After a good night’s sleep, our students started the day off right with a sumptuous breakfast at our hotel. We boarded the bus with our driver Steven and guide Gilles at 8:00 am, ready and excited to see what our first full day in Quebec City would bring—1,2,3, on y va!
Wolfe vs. Montcalm: The Battle of Quebec
A memorable and pivotal period of Canadian history came to life during our visit to Battlefields Park and the Plains of Abraham this morning. Students took part in an interactive presentation depicting the battle between the British and the French and gained a better understanding of the events that helped to build and shape this nation.
Students learned about the raids and strategies during the battles of 1759 and 1760. They were divided into teams and worked together to complete a variety of challenges which offered further insight into wartime conditions. Battlefield surgery was a particularly squeamish topic, and Colton played a convincing role as a wounded soldier. (Note: Colton's amputated leg miraculously grew back in time for the rest of the day's activities.)
After leaving the 1700s and returning to the present, a walk through Old Québec gave students an opportunity to visit such popular destinations as le Château Frontenac, and la rue Saint-Jean, and also to step back in time again at Place Royale, the site of the first permanent French settlement established in 1608 by Samuel de Champlain.
Run off and join the circus? We’d highly recommend it.
After lunch, our group made its way to the École de Cirque de Québec–Circus School–for a three-hour workshop that introduced us to the tools used by circus performers. Our students got to experience first-hand the thrill of the trampoline and trapeze, along with some juggling, balancing, climbing, swinging, falling, bouncing, unicycling and more–and what a treat it was! At the end of our visit we enjoyed a performance put on by local secondary-school students enrolled in the circus program. Circus School was a memorable experience indeed, and one that our students would not hesitate for a moment to repeat.

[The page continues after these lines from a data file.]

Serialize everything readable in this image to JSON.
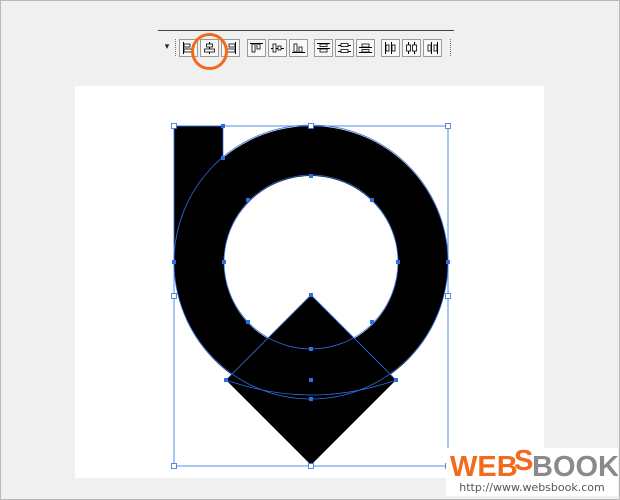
{
  "toolbar": {
    "dropdown_glyph": "▾",
    "group_align": [
      "align-left-icon",
      "align-horizontal-center-icon",
      "align-right-icon"
    ],
    "group_align_vertical": [
      "align-top-icon",
      "align-vertical-center-icon",
      "align-bottom-icon"
    ],
    "group_distribute_vertical": [
      "distribute-top-icon",
      "distribute-vertical-center-icon",
      "distribute-bottom-icon"
    ],
    "group_distribute_horizontal": [
      "distribute-left-icon",
      "distribute-horizontal-center-icon",
      "distribute-right-icon"
    ],
    "highlighted_tool": "align-horizontal-center-icon",
    "highlight_color": "#f26a1b"
  },
  "canvas": {
    "background": "#ffffff",
    "selection_color": "#2f6fe4",
    "shape_fill": "#000000"
  },
  "watermark": {
    "logo_left": "WEB",
    "logo_mid": "S",
    "logo_right": "BOOK",
    "url": "http://www.websbook.com",
    "logo_orange": "#f26a1b",
    "logo_gray": "#8a8a8a"
  }
}
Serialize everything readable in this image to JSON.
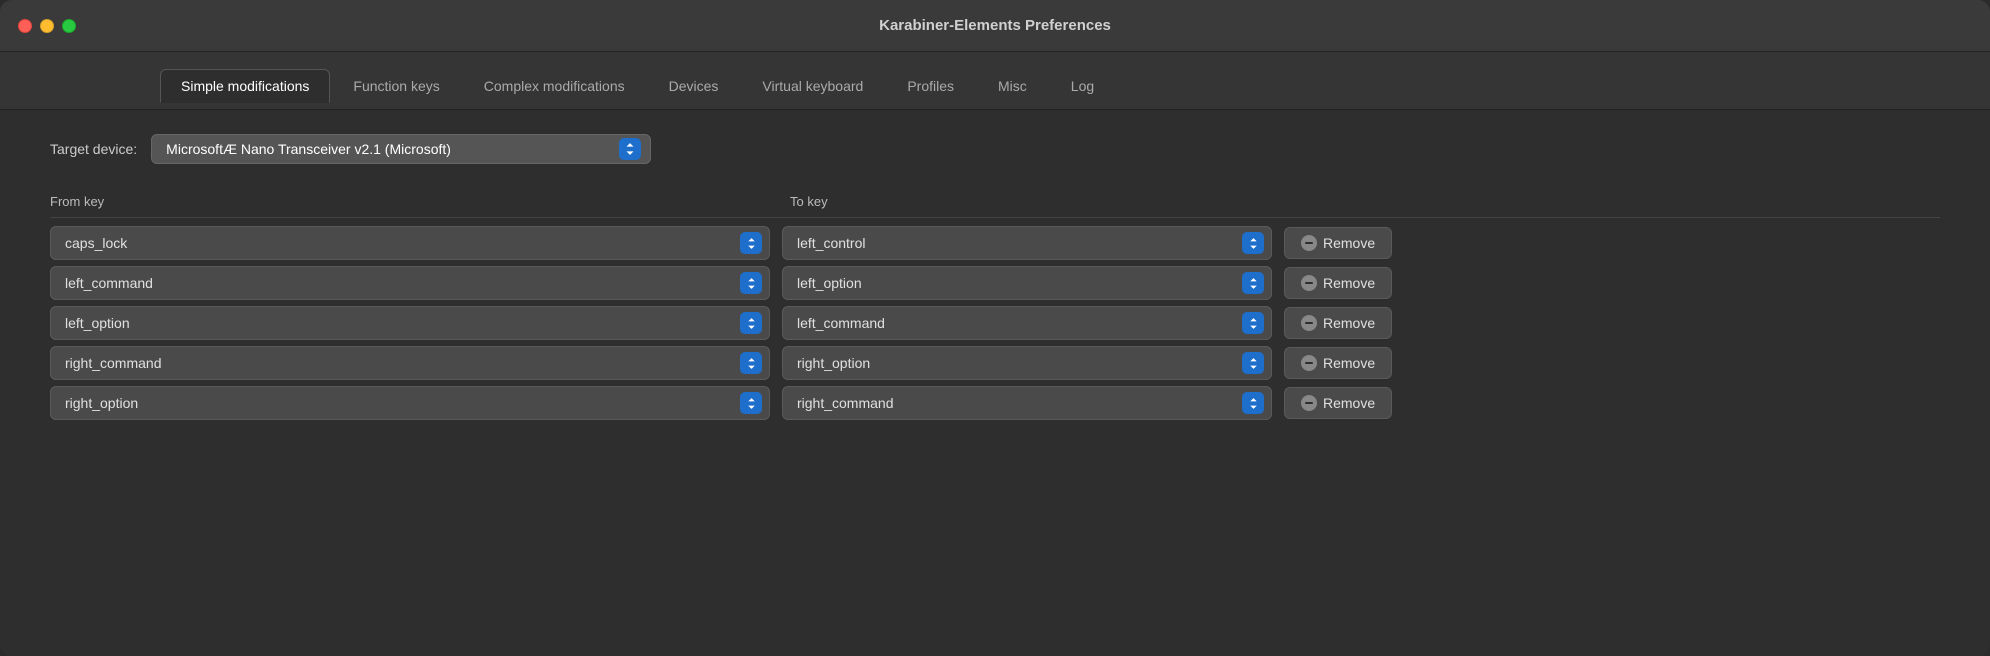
{
  "window": {
    "title": "Karabiner-Elements Preferences"
  },
  "tabs": [
    {
      "id": "simple-modifications",
      "label": "Simple modifications",
      "active": true
    },
    {
      "id": "function-keys",
      "label": "Function keys",
      "active": false
    },
    {
      "id": "complex-modifications",
      "label": "Complex modifications",
      "active": false
    },
    {
      "id": "devices",
      "label": "Devices",
      "active": false
    },
    {
      "id": "virtual-keyboard",
      "label": "Virtual keyboard",
      "active": false
    },
    {
      "id": "profiles",
      "label": "Profiles",
      "active": false
    },
    {
      "id": "misc",
      "label": "Misc",
      "active": false
    },
    {
      "id": "log",
      "label": "Log",
      "active": false
    }
  ],
  "target_device": {
    "label": "Target device:",
    "selected": "MicrosoftÆ Nano Transceiver v2.1 (Microsoft)"
  },
  "table": {
    "from_header": "From key",
    "to_header": "To key",
    "rows": [
      {
        "from": "caps_lock",
        "to": "left_control"
      },
      {
        "from": "left_command",
        "to": "left_option"
      },
      {
        "from": "left_option",
        "to": "left_command"
      },
      {
        "from": "right_command",
        "to": "right_option"
      },
      {
        "from": "right_option",
        "to": "right_command"
      }
    ],
    "remove_label": "Remove"
  }
}
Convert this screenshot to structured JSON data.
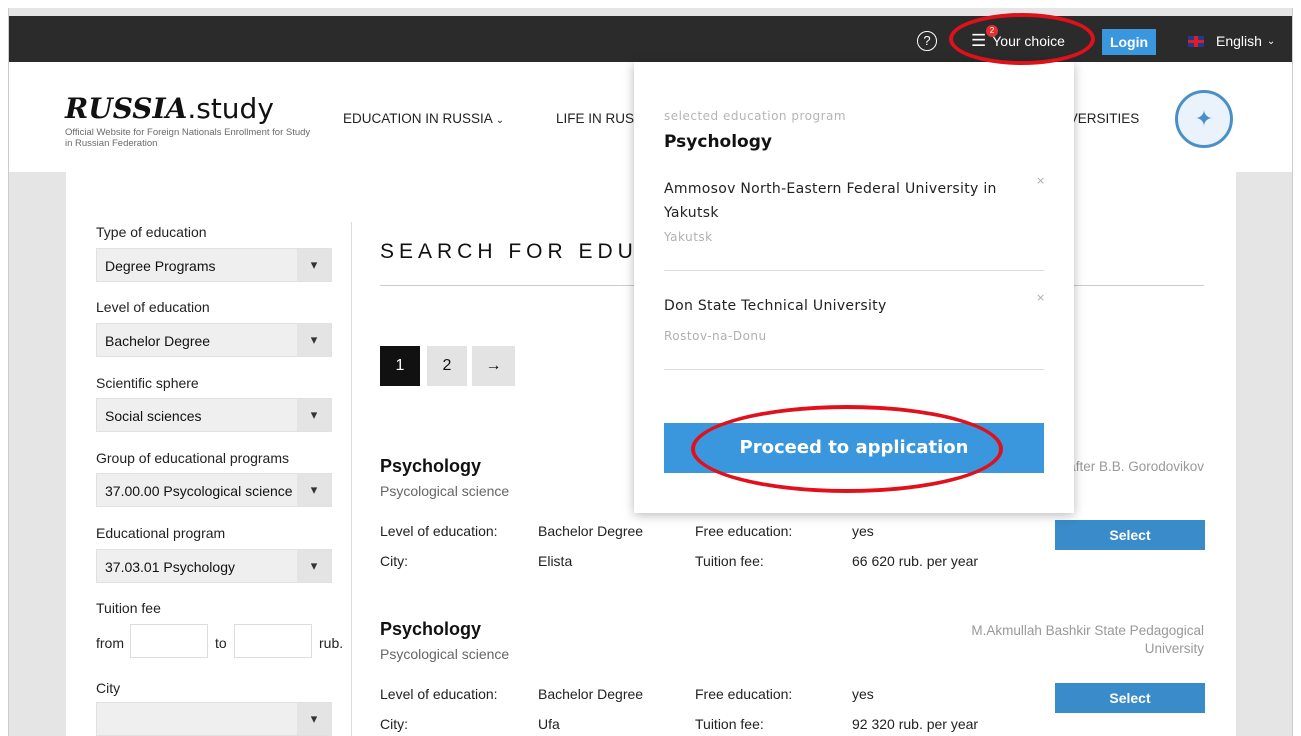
{
  "topbar": {
    "help_icon": "?",
    "choice_label": "Your choice",
    "choice_badge": "2",
    "login_label": "Login",
    "language_label": "English",
    "colors": {
      "bar": "#2b2b2b",
      "login": "#3a96dd",
      "highlight": "#e0111b"
    }
  },
  "header": {
    "logo_text": ".study",
    "logo_mark": "RUSSIA",
    "logo_subtitle": "Official Website for Foreign Nationals Enrollment for Study in Russian Federation",
    "nav": [
      "EDUCATION IN RUSSIA",
      "LIFE IN RUSS",
      "IVERSITIES"
    ]
  },
  "filters": {
    "type_label": "Type of education",
    "type_value": "Degree Programs",
    "level_label": "Level of education",
    "level_value": "Bachelor Degree",
    "sphere_label": "Scientific sphere",
    "sphere_value": "Social sciences",
    "group_label": "Group of educational programs",
    "group_value": "37.00.00 Psycological science",
    "program_label": "Educational program",
    "program_value": "37.03.01 Psychology",
    "fee_label": "Tuition fee",
    "fee_from": "from",
    "fee_to": "to",
    "fee_unit": "rub.",
    "city_label": "City",
    "city_value": ""
  },
  "main": {
    "title": "SEARCH FOR EDU",
    "pages": [
      "1",
      "2"
    ],
    "next_arrow": "→",
    "results": [
      {
        "title": "Psychology",
        "subtitle": "Psycological science",
        "university": "rsity named after B.B. Gorodovikov",
        "level_label": "Level of education:",
        "level_value": "Bachelor Degree",
        "free_label": "Free education:",
        "free_value": "yes",
        "city_label": "City:",
        "city_value": "Elista",
        "fee_label": "Tuition fee:",
        "fee_value": "66 620 rub. per year",
        "select_label": "Select"
      },
      {
        "title": "Psychology",
        "subtitle": "Psycological science",
        "university": "M.Akmullah Bashkir State Pedagogical University",
        "level_label": "Level of education:",
        "level_value": "Bachelor Degree",
        "free_label": "Free education:",
        "free_value": "yes",
        "city_label": "City:",
        "city_value": "Ufa",
        "fee_label": "Tuition fee:",
        "fee_value": "92 320 rub. per year",
        "select_label": "Select"
      }
    ]
  },
  "dropdown": {
    "caption": "selected education program",
    "program": "Psychology",
    "items": [
      {
        "university": "Ammosov North-Eastern Federal University in Yakutsk",
        "city": "Yakutsk",
        "remove": "×"
      },
      {
        "university": "Don State Technical University",
        "city": "Rostov-na-Donu",
        "remove": "×"
      }
    ],
    "proceed_label": "Proceed to application"
  }
}
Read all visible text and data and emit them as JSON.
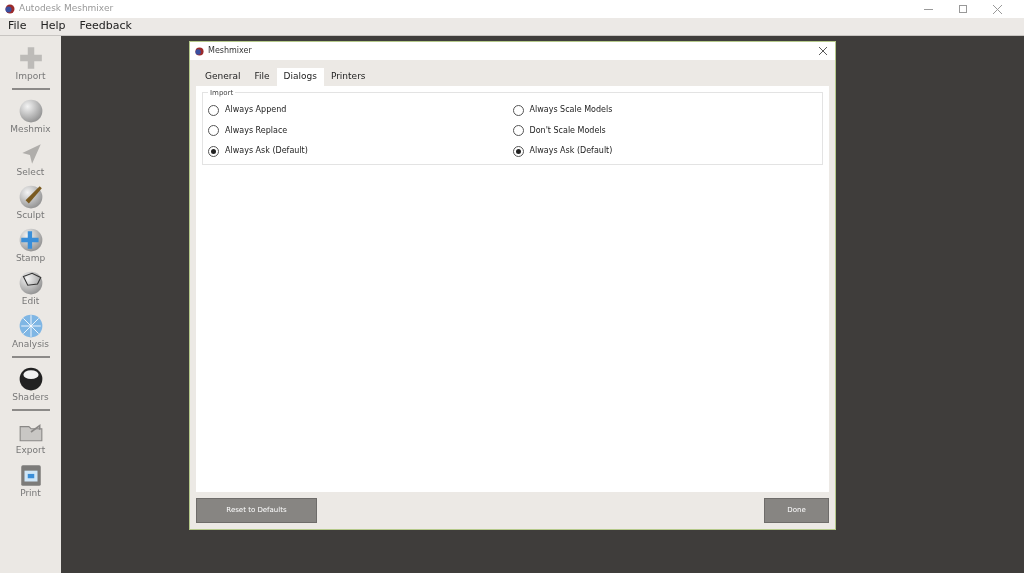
{
  "window": {
    "title": "Autodesk Meshmixer"
  },
  "menu": [
    "File",
    "Help",
    "Feedback"
  ],
  "sidebar": {
    "groups": [
      {
        "items": [
          "Import"
        ]
      },
      {
        "items": [
          "Meshmix",
          "Select",
          "Sculpt",
          "Stamp",
          "Edit",
          "Analysis"
        ]
      },
      {
        "items": [
          "Shaders"
        ]
      },
      {
        "items": [
          "Export",
          "Print"
        ]
      }
    ]
  },
  "dialog": {
    "title": "Meshmixer",
    "tabs": [
      {
        "label": "General",
        "selected": false
      },
      {
        "label": "File",
        "selected": false
      },
      {
        "label": "Dialogs",
        "selected": true
      },
      {
        "label": "Printers",
        "selected": false
      }
    ],
    "group": {
      "legend": "Import",
      "columns": [
        {
          "options": [
            {
              "label": "Always Append",
              "selected": false
            },
            {
              "label": "Always Replace",
              "selected": false
            },
            {
              "label": "Always Ask (Default)",
              "selected": true
            }
          ]
        },
        {
          "options": [
            {
              "label": "Always Scale Models",
              "selected": false
            },
            {
              "label": "Don't Scale Models",
              "selected": false
            },
            {
              "label": "Always Ask (Default)",
              "selected": true
            }
          ]
        }
      ]
    },
    "buttons": {
      "reset": "Reset to Defaults",
      "done": "Done"
    }
  }
}
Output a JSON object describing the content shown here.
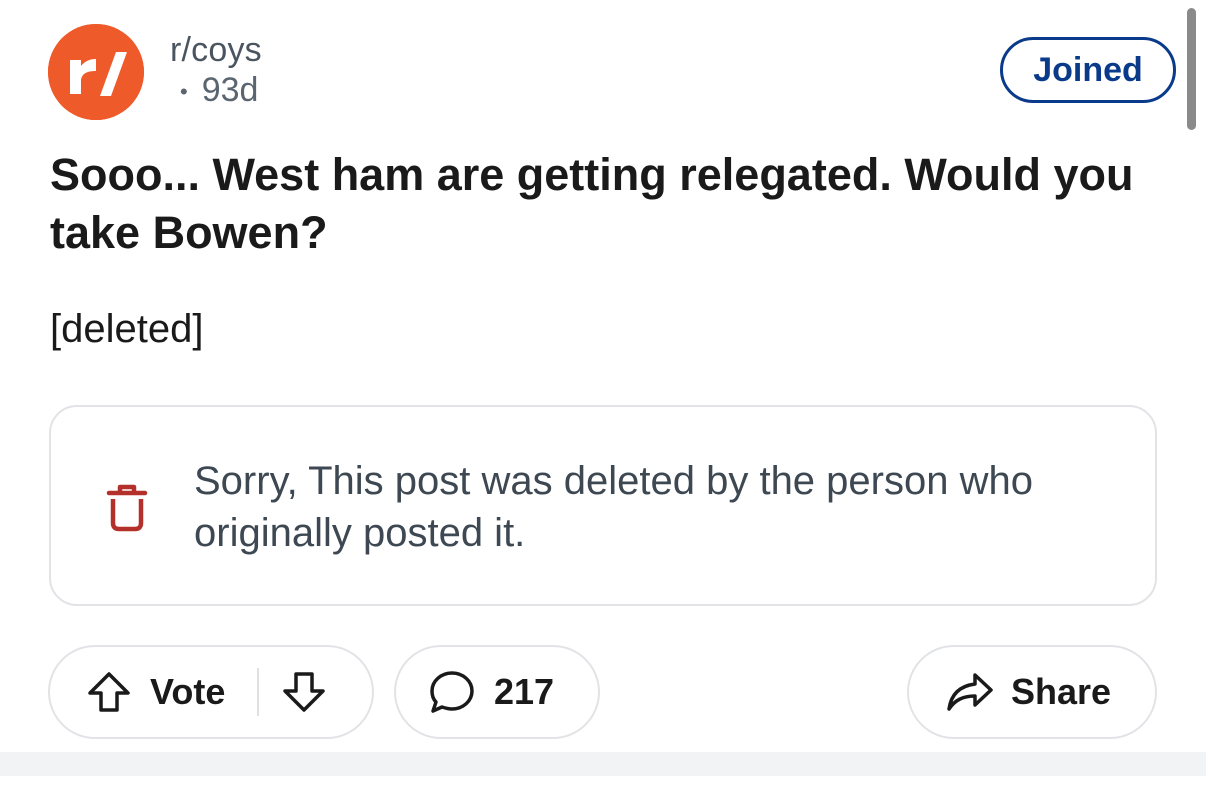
{
  "post_header": {
    "subreddit": "r/coys",
    "separator": "•",
    "age": "93d",
    "join_label": "Joined"
  },
  "post": {
    "title": "Sooo... West ham are getting relegated. Would you take Bowen?",
    "body": "[deleted]"
  },
  "notice": {
    "text": "Sorry, This post was deleted by the person who originally posted it.",
    "icon": "trash-icon"
  },
  "actions": {
    "vote_label": "Vote",
    "comment_count": "217",
    "share_label": "Share"
  },
  "colors": {
    "subreddit_avatar": "#ef5a2a",
    "join_accent": "#0a3a8a",
    "trash_icon": "#b3312a"
  }
}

Our next stop of the day was at ONHOÜA CHETEK8E, an authentic reconstruction of a traditional Huron-Wendat village. Dressed in traditional clothes, our guide Raphaël welcomed us and took our group into the long house, where we marvelled at the animal pelts and imagined how daily life might have been. We heard about the important role of the Clan Mother and our guide’s stories helped our students to learn about the history, culture, lifestyle and hardships of the Huron-Wendat people of the past and today. After our tour we learned and played a traditional game that was enjoyed by students and teachers alike.
After our evening meal in Old Québec we returned to our hotel at 9:30 pm. Students finished their action-packed day with some down time in their rooms before lights-out.
It has been a very enjoyable day and we look forward to tomorrow’s activities.